**SUPPLIED ENTRIES**:
╭──

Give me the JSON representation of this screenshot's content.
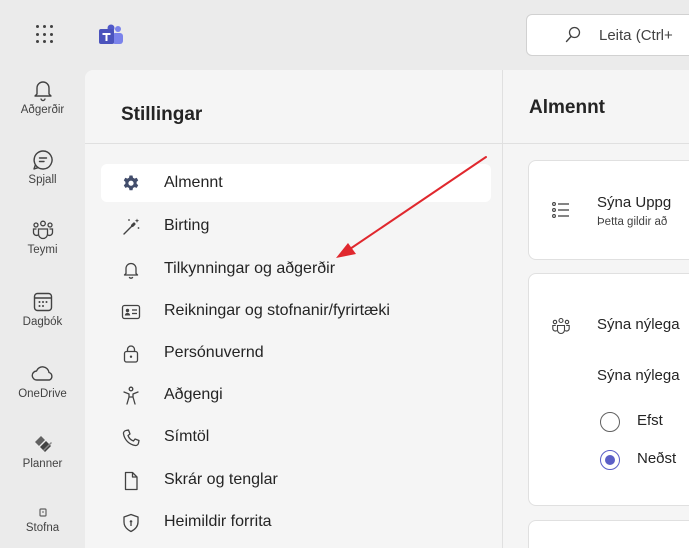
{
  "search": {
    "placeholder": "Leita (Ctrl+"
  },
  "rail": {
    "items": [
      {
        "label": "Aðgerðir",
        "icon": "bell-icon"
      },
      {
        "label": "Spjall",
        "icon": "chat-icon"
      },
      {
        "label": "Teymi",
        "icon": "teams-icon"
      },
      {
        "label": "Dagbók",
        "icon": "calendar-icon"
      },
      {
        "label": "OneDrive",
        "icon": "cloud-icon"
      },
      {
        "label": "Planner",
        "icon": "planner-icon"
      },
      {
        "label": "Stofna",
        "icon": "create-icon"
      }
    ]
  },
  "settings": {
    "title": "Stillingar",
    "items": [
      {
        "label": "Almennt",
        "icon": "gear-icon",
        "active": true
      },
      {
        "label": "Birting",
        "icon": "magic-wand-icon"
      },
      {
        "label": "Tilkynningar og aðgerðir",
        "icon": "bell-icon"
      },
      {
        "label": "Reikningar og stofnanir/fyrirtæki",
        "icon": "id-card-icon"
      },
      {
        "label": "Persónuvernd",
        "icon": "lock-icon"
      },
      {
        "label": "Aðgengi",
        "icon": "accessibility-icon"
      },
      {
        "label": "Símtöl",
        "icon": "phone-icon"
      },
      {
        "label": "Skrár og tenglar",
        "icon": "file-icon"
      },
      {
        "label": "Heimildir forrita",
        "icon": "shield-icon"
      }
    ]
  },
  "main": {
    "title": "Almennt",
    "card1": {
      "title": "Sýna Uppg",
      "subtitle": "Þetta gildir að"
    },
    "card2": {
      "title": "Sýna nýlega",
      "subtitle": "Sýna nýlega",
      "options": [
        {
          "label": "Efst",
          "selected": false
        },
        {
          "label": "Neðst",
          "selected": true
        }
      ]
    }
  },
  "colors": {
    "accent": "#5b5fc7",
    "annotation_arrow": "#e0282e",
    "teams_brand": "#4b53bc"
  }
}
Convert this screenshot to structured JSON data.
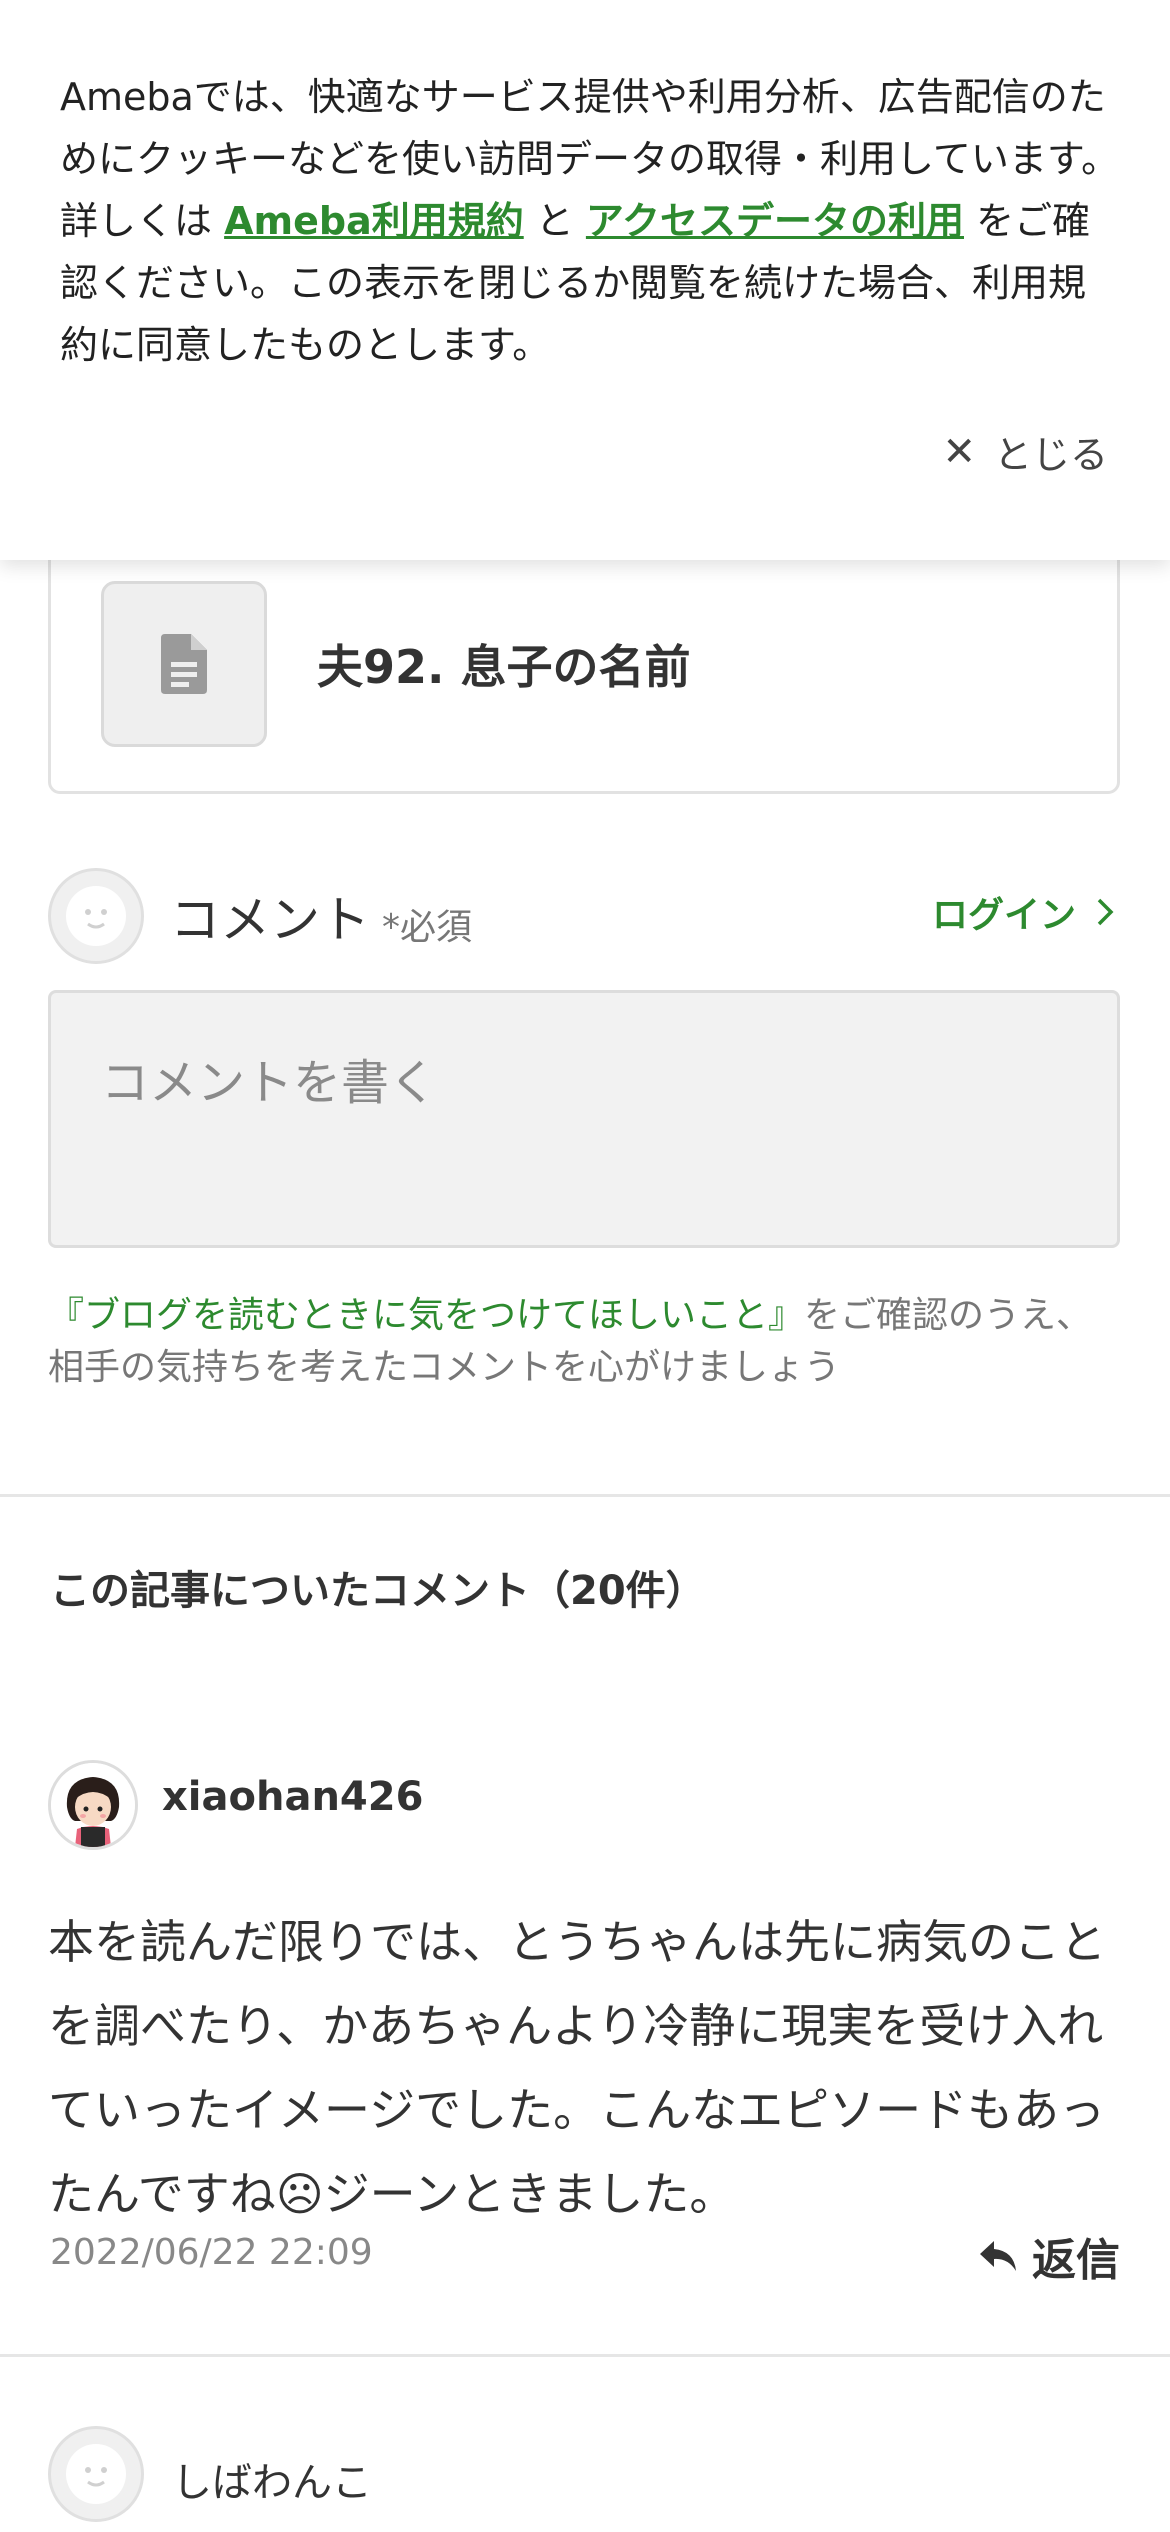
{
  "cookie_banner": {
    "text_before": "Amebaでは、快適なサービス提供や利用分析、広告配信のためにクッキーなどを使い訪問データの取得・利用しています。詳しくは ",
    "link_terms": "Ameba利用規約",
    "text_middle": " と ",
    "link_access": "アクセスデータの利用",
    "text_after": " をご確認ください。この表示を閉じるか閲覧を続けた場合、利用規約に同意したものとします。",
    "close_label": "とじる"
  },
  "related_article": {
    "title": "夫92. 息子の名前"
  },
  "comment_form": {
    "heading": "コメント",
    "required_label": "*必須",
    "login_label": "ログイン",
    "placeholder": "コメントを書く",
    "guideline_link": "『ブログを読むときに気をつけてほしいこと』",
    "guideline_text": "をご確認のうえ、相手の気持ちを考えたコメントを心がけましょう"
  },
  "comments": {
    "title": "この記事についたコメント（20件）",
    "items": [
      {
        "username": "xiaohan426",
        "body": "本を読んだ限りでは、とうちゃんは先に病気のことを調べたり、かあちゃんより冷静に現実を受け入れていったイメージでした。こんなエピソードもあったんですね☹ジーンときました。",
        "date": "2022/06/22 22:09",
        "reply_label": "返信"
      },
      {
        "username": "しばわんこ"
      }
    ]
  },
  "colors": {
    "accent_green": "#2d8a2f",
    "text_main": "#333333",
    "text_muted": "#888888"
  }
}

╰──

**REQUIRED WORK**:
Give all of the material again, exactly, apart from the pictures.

**TASK SOLUTION**:
Give me the JSON representation of this screenshot's content.
{
  "search": {
    "placeholder": "Leita (Ctrl+"
  },
  "rail": {
    "items": [
      {
        "label": "Aðgerðir",
        "icon": "bell-icon"
      },
      {
        "label": "Spjall",
        "icon": "chat-icon"
      },
      {
        "label": "Teymi",
        "icon": "teams-icon"
      },
      {
        "label": "Dagbók",
        "icon": "calendar-icon"
      },
      {
        "label": "OneDrive",
        "icon": "cloud-icon"
      },
      {
        "label": "Planner",
        "icon": "planner-icon"
      },
      {
        "label": "Stofna",
        "icon": "create-icon"
      }
    ]
  },
  "settings": {
    "title": "Stillingar",
    "items": [
      {
        "label": "Almennt",
        "icon": "gear-icon",
        "active": true
      },
      {
        "label": "Birting",
        "icon": "magic-wand-icon"
      },
      {
        "label": "Tilkynningar og aðgerðir",
        "icon": "bell-icon"
      },
      {
        "label": "Reikningar og stofnanir/fyrirtæki",
        "icon": "id-card-icon"
      },
      {
        "label": "Persónuvernd",
        "icon": "lock-icon"
      },
      {
        "label": "Aðgengi",
        "icon": "accessibility-icon"
      },
      {
        "label": "Símtöl",
        "icon": "phone-icon"
      },
      {
        "label": "Skrár og tenglar",
        "icon": "file-icon"
      },
      {
        "label": "Heimildir forrita",
        "icon": "shield-icon"
      }
    ]
  },
  "main": {
    "title": "Almennt",
    "card1": {
      "title": "Sýna Uppg",
      "subtitle": "Þetta gildir að"
    },
    "card2": {
      "title": "Sýna nýlega",
      "subtitle": "Sýna nýlega",
      "options": [
        {
          "label": "Efst",
          "selected": false
        },
        {
          "label": "Neðst",
          "selected": true
        }
      ]
    }
  },
  "colors": {
    "accent": "#5b5fc7",
    "annotation_arrow": "#e0282e",
    "teams_brand": "#4b53bc"
  }
}
Convert this screenshot to structured JSON data.
{
  "cookie_banner": {
    "text_before": "Amebaでは、快適なサービス提供や利用分析、広告配信のためにクッキーなどを使い訪問データの取得・利用しています。詳しくは ",
    "link_terms": "Ameba利用規約",
    "text_middle": " と ",
    "link_access": "アクセスデータの利用",
    "text_after": " をご確認ください。この表示を閉じるか閲覧を続けた場合、利用規約に同意したものとします。",
    "close_label": "とじる"
  },
  "related_article": {
    "title": "夫92. 息子の名前"
  },
  "comment_form": {
    "heading": "コメント",
    "required_label": "*必須",
    "login_label": "ログイン",
    "placeholder": "コメントを書く",
    "guideline_link": "『ブログを読むときに気をつけてほしいこと』",
    "guideline_text": "をご確認のうえ、相手の気持ちを考えたコメントを心がけましょう"
  },
  "comments": {
    "title": "この記事についたコメント（20件）",
    "items": [
      {
        "username": "xiaohan426",
        "body": "本を読んだ限りでは、とうちゃんは先に病気のことを調べたり、かあちゃんより冷静に現実を受け入れていったイメージでした。こんなエピソードもあったんですね☹ジーンときました。",
        "date": "2022/06/22 22:09",
        "reply_label": "返信"
      },
      {
        "username": "しばわんこ"
      }
    ]
  },
  "colors": {
    "accent_green": "#2d8a2f",
    "text_main": "#333333",
    "text_muted": "#888888"
  }
}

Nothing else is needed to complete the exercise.